When the Center for Family Services created its own Youth Advisory Board (YAB) to give the young people using their services a chance to share their input, Kaysie jumped at the opportunity. She has since served as Vice President and President of the YAB. One of her main initiatives was improving CFS's communications to ensure that it shared key information with youth--and that young people had opportunities to share their ideas and talents.

"As a leader, Kaysie has organized the YAB to become more than the agency ever imagined it to be," says nominator Eileen Henderson, Vice President for the Center For Family Services.

"I have watched Kaysie learn and grow and our services to youth have improved due to her growth and involvement," says Eileen. "Kaysie is the definition of a youth leader. She continues to dedicate herself to finding ways to expand what is available to youth and foster care and the level of services for them."

"I was shocked and excited to be named a 24 Under 24 Youth Changemaker because I can start making even more changes if my voice is heard all over the country!" Kaysie told us.

She is also strongly in favor of a Presidential Youth Council: "I think it is important to have Presidential Youth Council because youth voice could be the key to fixing different situations and issues that occur in today's society," says Kaysie.



 


This profile is one of the Top 24 Under 24 Youth Changemakers, a series hosted by SparkAction and the Campaign for a Presidential Youth Council to recognize young changemakers influencing policy and practice at the local, state and national levels.

The members of the youth-led Campaign chose the 24 youth who are featured in this series, from entries submitted by peers and mentors. Read about the selection process.

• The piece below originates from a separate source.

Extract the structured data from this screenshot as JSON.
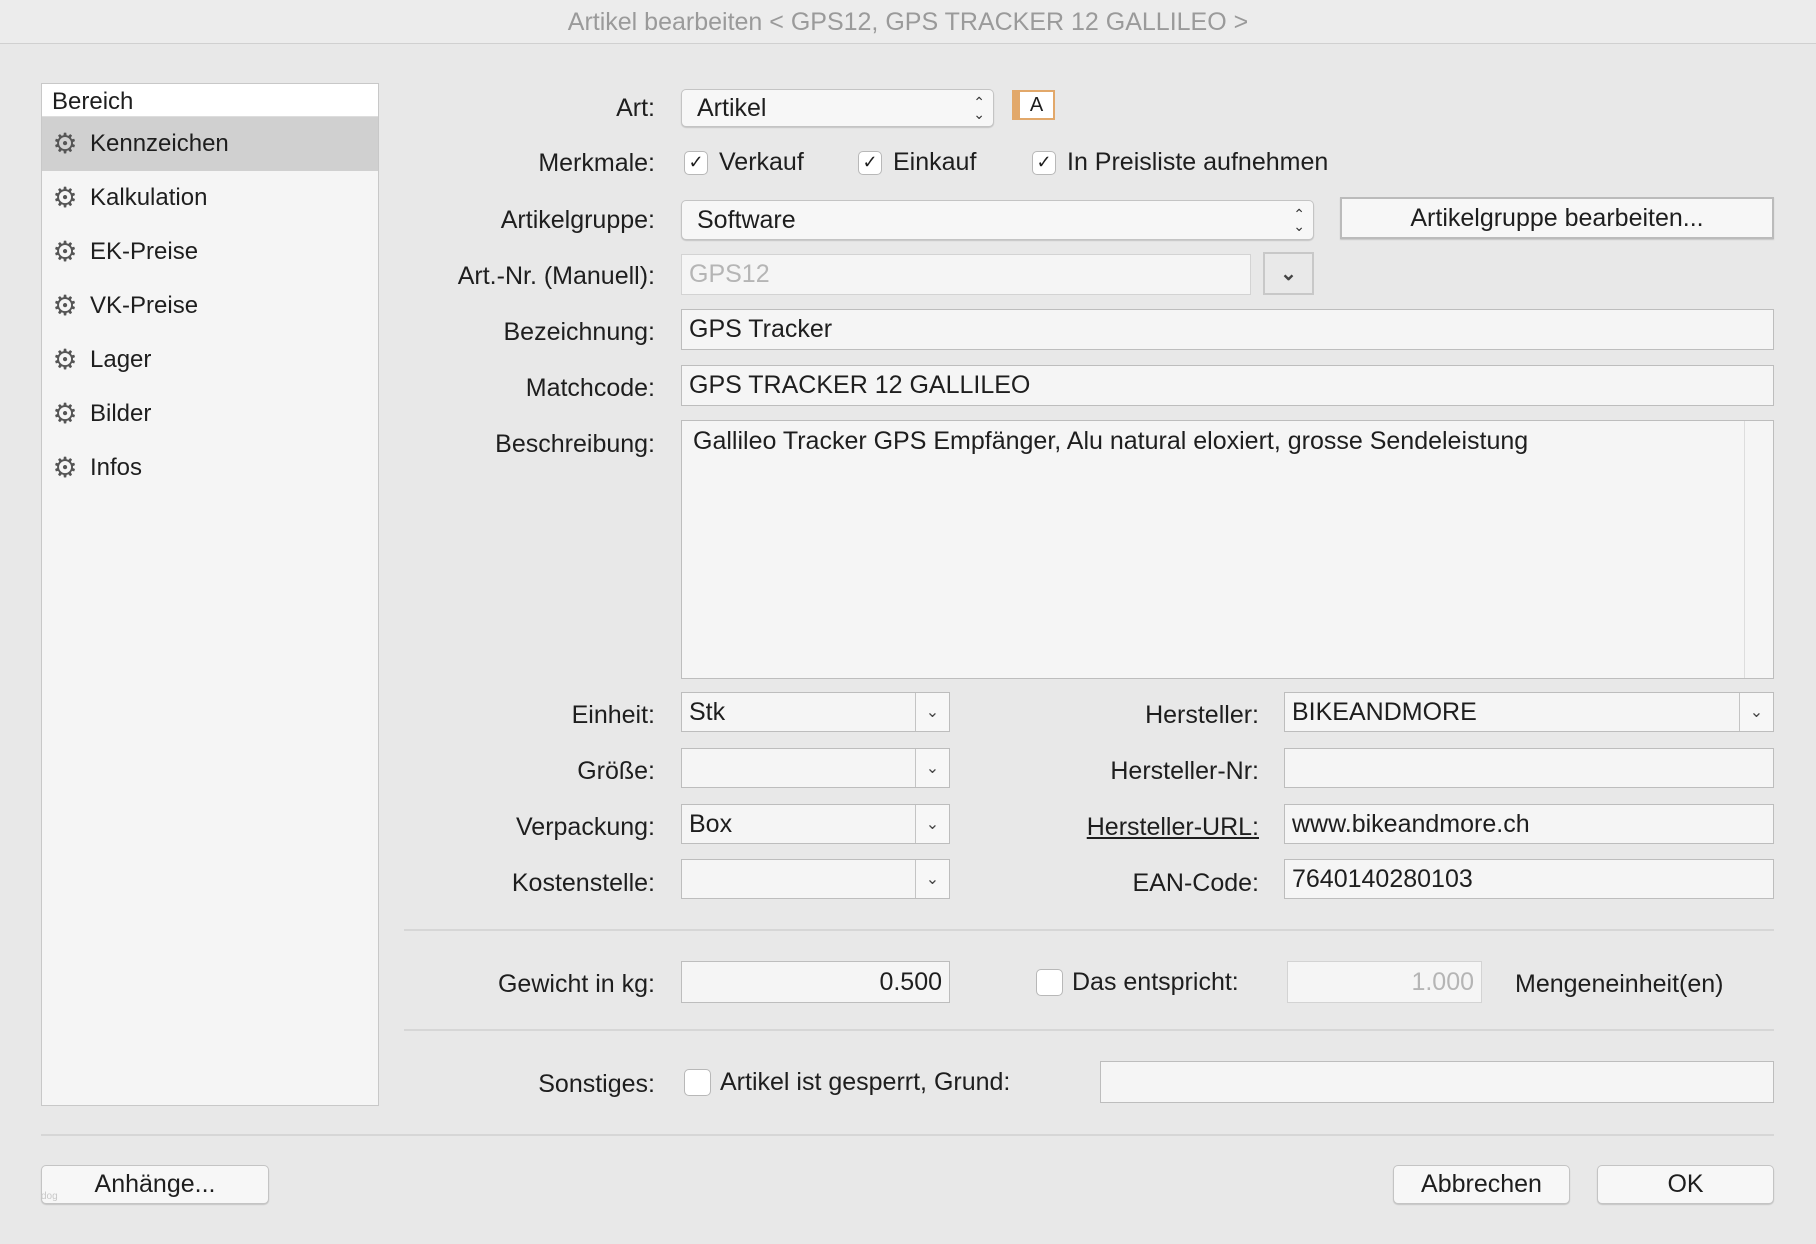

We’re always looking for more profiles of young people making a difference, so submit one of your own!